- [Data shown]
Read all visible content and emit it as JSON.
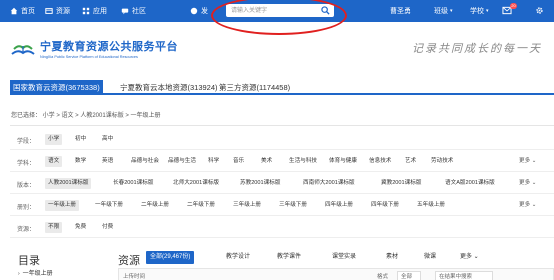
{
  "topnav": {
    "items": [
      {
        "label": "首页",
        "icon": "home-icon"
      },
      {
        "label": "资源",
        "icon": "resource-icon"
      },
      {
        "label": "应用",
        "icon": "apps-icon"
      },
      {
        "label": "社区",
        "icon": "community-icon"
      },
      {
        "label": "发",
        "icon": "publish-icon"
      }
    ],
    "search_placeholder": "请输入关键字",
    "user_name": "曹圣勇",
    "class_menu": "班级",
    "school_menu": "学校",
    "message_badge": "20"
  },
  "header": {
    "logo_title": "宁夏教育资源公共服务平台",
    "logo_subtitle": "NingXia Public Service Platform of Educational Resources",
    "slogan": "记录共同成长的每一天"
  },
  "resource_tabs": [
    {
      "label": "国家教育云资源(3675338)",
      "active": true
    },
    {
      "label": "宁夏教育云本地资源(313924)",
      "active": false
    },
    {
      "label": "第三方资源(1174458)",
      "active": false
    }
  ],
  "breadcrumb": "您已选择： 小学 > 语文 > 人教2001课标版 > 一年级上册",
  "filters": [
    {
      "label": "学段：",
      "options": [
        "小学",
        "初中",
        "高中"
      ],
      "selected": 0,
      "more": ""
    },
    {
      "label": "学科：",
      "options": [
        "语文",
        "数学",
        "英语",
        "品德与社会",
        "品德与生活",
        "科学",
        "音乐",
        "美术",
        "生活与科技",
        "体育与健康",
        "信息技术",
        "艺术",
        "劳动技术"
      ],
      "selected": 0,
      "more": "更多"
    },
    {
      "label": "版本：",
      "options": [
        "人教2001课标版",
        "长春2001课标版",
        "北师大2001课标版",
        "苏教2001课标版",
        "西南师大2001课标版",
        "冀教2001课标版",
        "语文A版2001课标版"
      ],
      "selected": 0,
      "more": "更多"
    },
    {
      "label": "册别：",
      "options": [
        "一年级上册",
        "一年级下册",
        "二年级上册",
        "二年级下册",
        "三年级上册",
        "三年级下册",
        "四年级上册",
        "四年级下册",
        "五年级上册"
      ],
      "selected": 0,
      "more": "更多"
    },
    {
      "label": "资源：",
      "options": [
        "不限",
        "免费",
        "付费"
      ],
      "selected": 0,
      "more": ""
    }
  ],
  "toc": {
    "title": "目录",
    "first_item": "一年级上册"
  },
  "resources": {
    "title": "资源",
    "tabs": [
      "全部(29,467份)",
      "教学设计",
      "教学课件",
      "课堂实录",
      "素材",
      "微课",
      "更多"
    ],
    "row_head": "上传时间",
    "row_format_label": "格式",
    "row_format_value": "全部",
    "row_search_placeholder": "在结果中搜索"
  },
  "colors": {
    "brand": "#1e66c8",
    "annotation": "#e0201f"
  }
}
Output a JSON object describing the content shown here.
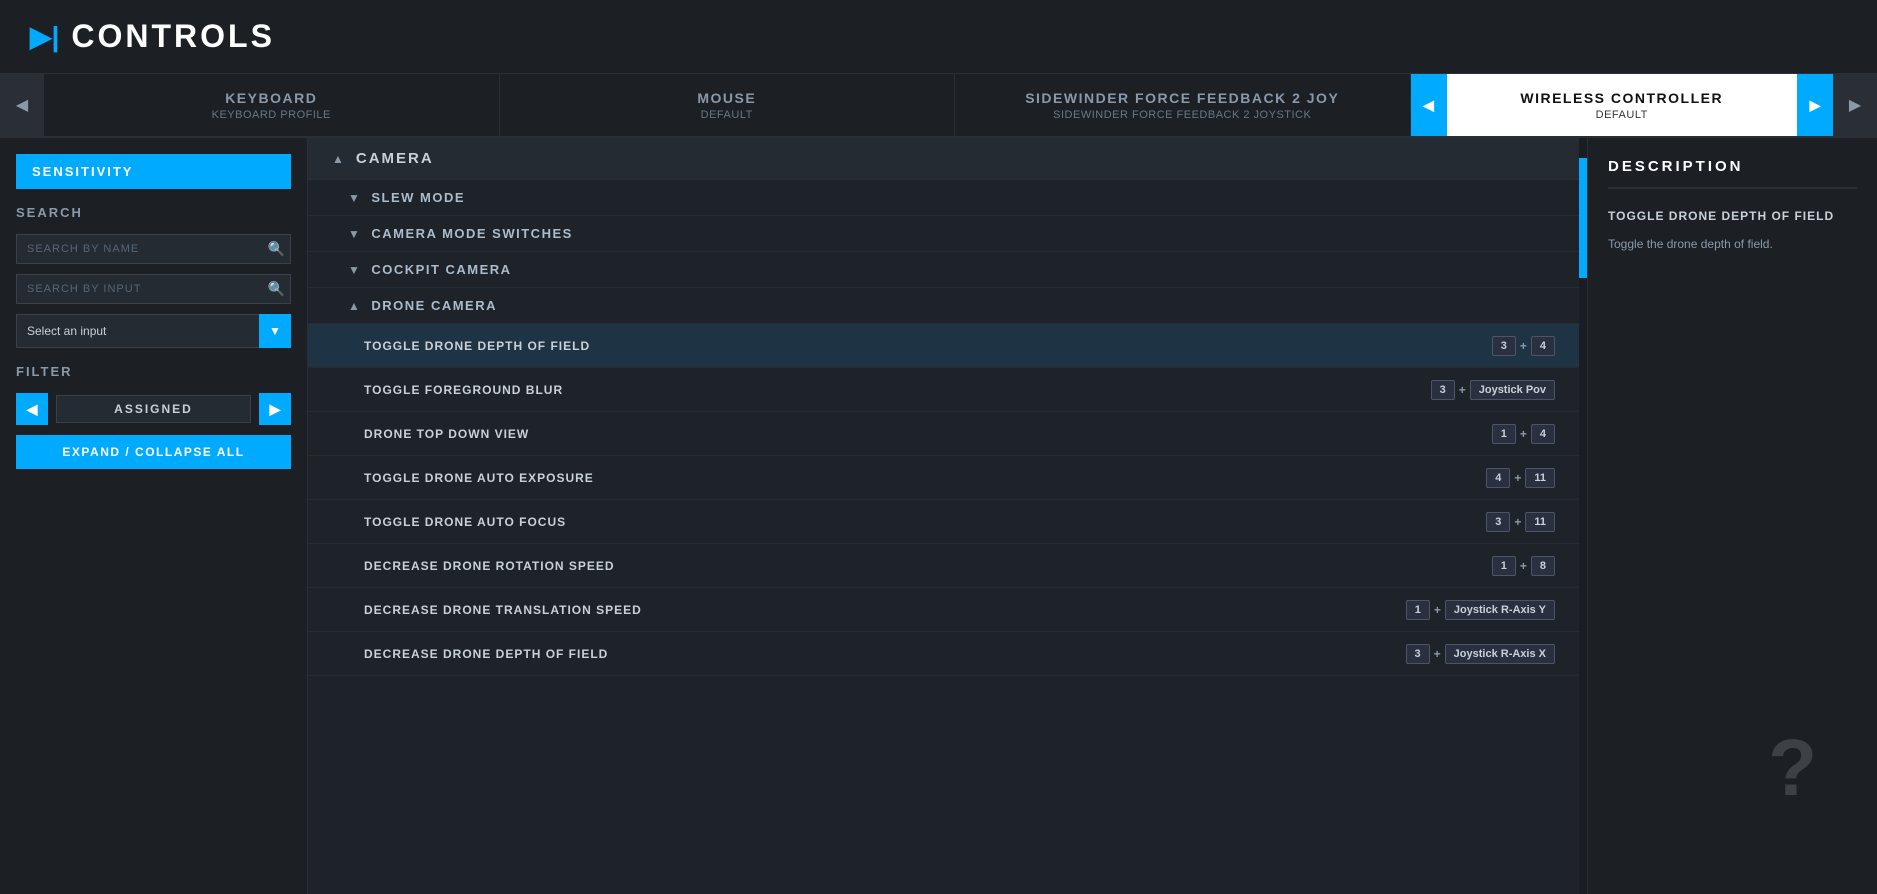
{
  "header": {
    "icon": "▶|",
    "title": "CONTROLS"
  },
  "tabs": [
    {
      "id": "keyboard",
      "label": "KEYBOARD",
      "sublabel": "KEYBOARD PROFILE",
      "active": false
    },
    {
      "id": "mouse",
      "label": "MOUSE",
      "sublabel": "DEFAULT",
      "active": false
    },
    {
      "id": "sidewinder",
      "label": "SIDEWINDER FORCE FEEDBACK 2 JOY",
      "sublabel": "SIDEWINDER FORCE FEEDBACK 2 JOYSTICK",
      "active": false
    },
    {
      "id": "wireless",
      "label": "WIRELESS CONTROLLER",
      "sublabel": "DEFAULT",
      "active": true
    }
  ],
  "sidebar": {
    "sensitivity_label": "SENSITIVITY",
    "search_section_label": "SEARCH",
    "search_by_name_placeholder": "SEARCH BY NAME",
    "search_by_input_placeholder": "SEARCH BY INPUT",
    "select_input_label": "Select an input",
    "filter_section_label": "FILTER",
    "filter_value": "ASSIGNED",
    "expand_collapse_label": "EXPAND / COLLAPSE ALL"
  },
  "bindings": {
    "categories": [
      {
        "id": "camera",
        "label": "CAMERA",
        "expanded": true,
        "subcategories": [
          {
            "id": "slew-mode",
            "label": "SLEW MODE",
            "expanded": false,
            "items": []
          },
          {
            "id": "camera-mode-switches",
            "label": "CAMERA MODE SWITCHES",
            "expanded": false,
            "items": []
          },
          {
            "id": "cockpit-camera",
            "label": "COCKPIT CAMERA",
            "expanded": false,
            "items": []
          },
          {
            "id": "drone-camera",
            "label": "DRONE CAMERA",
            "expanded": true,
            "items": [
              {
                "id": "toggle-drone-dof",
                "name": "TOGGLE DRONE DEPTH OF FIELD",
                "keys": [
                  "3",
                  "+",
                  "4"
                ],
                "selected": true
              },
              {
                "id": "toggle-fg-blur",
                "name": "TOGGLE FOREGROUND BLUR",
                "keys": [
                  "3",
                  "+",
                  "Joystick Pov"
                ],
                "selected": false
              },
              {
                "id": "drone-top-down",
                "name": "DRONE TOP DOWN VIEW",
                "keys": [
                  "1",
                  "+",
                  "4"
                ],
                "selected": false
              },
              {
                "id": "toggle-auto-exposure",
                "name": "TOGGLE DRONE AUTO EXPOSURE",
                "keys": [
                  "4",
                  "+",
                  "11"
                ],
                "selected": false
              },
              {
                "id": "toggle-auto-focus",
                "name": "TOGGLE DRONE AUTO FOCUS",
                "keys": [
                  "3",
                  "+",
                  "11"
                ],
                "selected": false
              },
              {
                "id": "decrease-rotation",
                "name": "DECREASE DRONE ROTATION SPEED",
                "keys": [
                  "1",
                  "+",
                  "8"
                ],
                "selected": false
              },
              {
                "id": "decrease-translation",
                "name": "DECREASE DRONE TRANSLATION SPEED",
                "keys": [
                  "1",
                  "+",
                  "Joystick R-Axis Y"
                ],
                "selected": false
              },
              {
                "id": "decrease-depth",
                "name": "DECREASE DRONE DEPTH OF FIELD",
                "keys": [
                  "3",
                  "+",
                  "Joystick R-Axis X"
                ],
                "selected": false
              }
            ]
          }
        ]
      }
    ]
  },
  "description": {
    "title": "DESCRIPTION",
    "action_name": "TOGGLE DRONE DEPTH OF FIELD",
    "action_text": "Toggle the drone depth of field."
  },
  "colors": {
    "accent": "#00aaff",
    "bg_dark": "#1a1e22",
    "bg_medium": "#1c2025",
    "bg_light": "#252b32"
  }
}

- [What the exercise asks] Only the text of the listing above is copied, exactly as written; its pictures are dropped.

- [Output below]
Read all visible content and emit it as JSON.
{
  "topnav": {
    "items": [
      {
        "label": "首页",
        "icon": "home-icon"
      },
      {
        "label": "资源",
        "icon": "resource-icon"
      },
      {
        "label": "应用",
        "icon": "apps-icon"
      },
      {
        "label": "社区",
        "icon": "community-icon"
      },
      {
        "label": "发",
        "icon": "publish-icon"
      }
    ],
    "search_placeholder": "请输入关键字",
    "user_name": "曹圣勇",
    "class_menu": "班级",
    "school_menu": "学校",
    "message_badge": "20"
  },
  "header": {
    "logo_title": "宁夏教育资源公共服务平台",
    "logo_subtitle": "NingXia Public Service Platform of Educational Resources",
    "slogan": "记录共同成长的每一天"
  },
  "resource_tabs": [
    {
      "label": "国家教育云资源(3675338)",
      "active": true
    },
    {
      "label": "宁夏教育云本地资源(313924)",
      "active": false
    },
    {
      "label": "第三方资源(1174458)",
      "active": false
    }
  ],
  "breadcrumb": "您已选择： 小学 > 语文 > 人教2001课标版 > 一年级上册",
  "filters": [
    {
      "label": "学段：",
      "options": [
        "小学",
        "初中",
        "高中"
      ],
      "selected": 0,
      "more": ""
    },
    {
      "label": "学科：",
      "options": [
        "语文",
        "数学",
        "英语",
        "品德与社会",
        "品德与生活",
        "科学",
        "音乐",
        "美术",
        "生活与科技",
        "体育与健康",
        "信息技术",
        "艺术",
        "劳动技术"
      ],
      "selected": 0,
      "more": "更多"
    },
    {
      "label": "版本：",
      "options": [
        "人教2001课标版",
        "长春2001课标版",
        "北师大2001课标版",
        "苏教2001课标版",
        "西南师大2001课标版",
        "冀教2001课标版",
        "语文A版2001课标版"
      ],
      "selected": 0,
      "more": "更多"
    },
    {
      "label": "册别：",
      "options": [
        "一年级上册",
        "一年级下册",
        "二年级上册",
        "二年级下册",
        "三年级上册",
        "三年级下册",
        "四年级上册",
        "四年级下册",
        "五年级上册"
      ],
      "selected": 0,
      "more": "更多"
    },
    {
      "label": "资源：",
      "options": [
        "不限",
        "免费",
        "付费"
      ],
      "selected": 0,
      "more": ""
    }
  ],
  "toc": {
    "title": "目录",
    "first_item": "一年级上册"
  },
  "resources": {
    "title": "资源",
    "tabs": [
      "全部(29,467份)",
      "教学设计",
      "教学课件",
      "课堂实录",
      "素材",
      "微课",
      "更多"
    ],
    "row_head": "上传时间",
    "row_format_label": "格式",
    "row_format_value": "全部",
    "row_search_placeholder": "在结果中搜索"
  },
  "colors": {
    "brand": "#1e66c8",
    "annotation": "#e0201f"
  }
}
Output a JSON object describing the content shown here.
{
  "header": {
    "icon": "▶|",
    "title": "CONTROLS"
  },
  "tabs": [
    {
      "id": "keyboard",
      "label": "KEYBOARD",
      "sublabel": "KEYBOARD PROFILE",
      "active": false
    },
    {
      "id": "mouse",
      "label": "MOUSE",
      "sublabel": "DEFAULT",
      "active": false
    },
    {
      "id": "sidewinder",
      "label": "SIDEWINDER FORCE FEEDBACK 2 JOY",
      "sublabel": "SIDEWINDER FORCE FEEDBACK 2 JOYSTICK",
      "active": false
    },
    {
      "id": "wireless",
      "label": "WIRELESS CONTROLLER",
      "sublabel": "DEFAULT",
      "active": true
    }
  ],
  "sidebar": {
    "sensitivity_label": "SENSITIVITY",
    "search_section_label": "SEARCH",
    "search_by_name_placeholder": "SEARCH BY NAME",
    "search_by_input_placeholder": "SEARCH BY INPUT",
    "select_input_label": "Select an input",
    "filter_section_label": "FILTER",
    "filter_value": "ASSIGNED",
    "expand_collapse_label": "EXPAND / COLLAPSE ALL"
  },
  "bindings": {
    "categories": [
      {
        "id": "camera",
        "label": "CAMERA",
        "expanded": true,
        "subcategories": [
          {
            "id": "slew-mode",
            "label": "SLEW MODE",
            "expanded": false,
            "items": []
          },
          {
            "id": "camera-mode-switches",
            "label": "CAMERA MODE SWITCHES",
            "expanded": false,
            "items": []
          },
          {
            "id": "cockpit-camera",
            "label": "COCKPIT CAMERA",
            "expanded": false,
            "items": []
          },
          {
            "id": "drone-camera",
            "label": "DRONE CAMERA",
            "expanded": true,
            "items": [
              {
                "id": "toggle-drone-dof",
                "name": "TOGGLE DRONE DEPTH OF FIELD",
                "keys": [
                  "3",
                  "+",
                  "4"
                ],
                "selected": true
              },
              {
                "id": "toggle-fg-blur",
                "name": "TOGGLE FOREGROUND BLUR",
                "keys": [
                  "3",
                  "+",
                  "Joystick Pov"
                ],
                "selected": false
              },
              {
                "id": "drone-top-down",
                "name": "DRONE TOP DOWN VIEW",
                "keys": [
                  "1",
                  "+",
                  "4"
                ],
                "selected": false
              },
              {
                "id": "toggle-auto-exposure",
                "name": "TOGGLE DRONE AUTO EXPOSURE",
                "keys": [
                  "4",
                  "+",
                  "11"
                ],
                "selected": false
              },
              {
                "id": "toggle-auto-focus",
                "name": "TOGGLE DRONE AUTO FOCUS",
                "keys": [
                  "3",
                  "+",
                  "11"
                ],
                "selected": false
              },
              {
                "id": "decrease-rotation",
                "name": "DECREASE DRONE ROTATION SPEED",
                "keys": [
                  "1",
                  "+",
                  "8"
                ],
                "selected": false
              },
              {
                "id": "decrease-translation",
                "name": "DECREASE DRONE TRANSLATION SPEED",
                "keys": [
                  "1",
                  "+",
                  "Joystick R-Axis Y"
                ],
                "selected": false
              },
              {
                "id": "decrease-depth",
                "name": "DECREASE DRONE DEPTH OF FIELD",
                "keys": [
                  "3",
                  "+",
                  "Joystick R-Axis X"
                ],
                "selected": false
              }
            ]
          }
        ]
      }
    ]
  },
  "description": {
    "title": "DESCRIPTION",
    "action_name": "TOGGLE DRONE DEPTH OF FIELD",
    "action_text": "Toggle the drone depth of field."
  },
  "colors": {
    "accent": "#00aaff",
    "bg_dark": "#1a1e22",
    "bg_medium": "#1c2025",
    "bg_light": "#252b32"
  }
}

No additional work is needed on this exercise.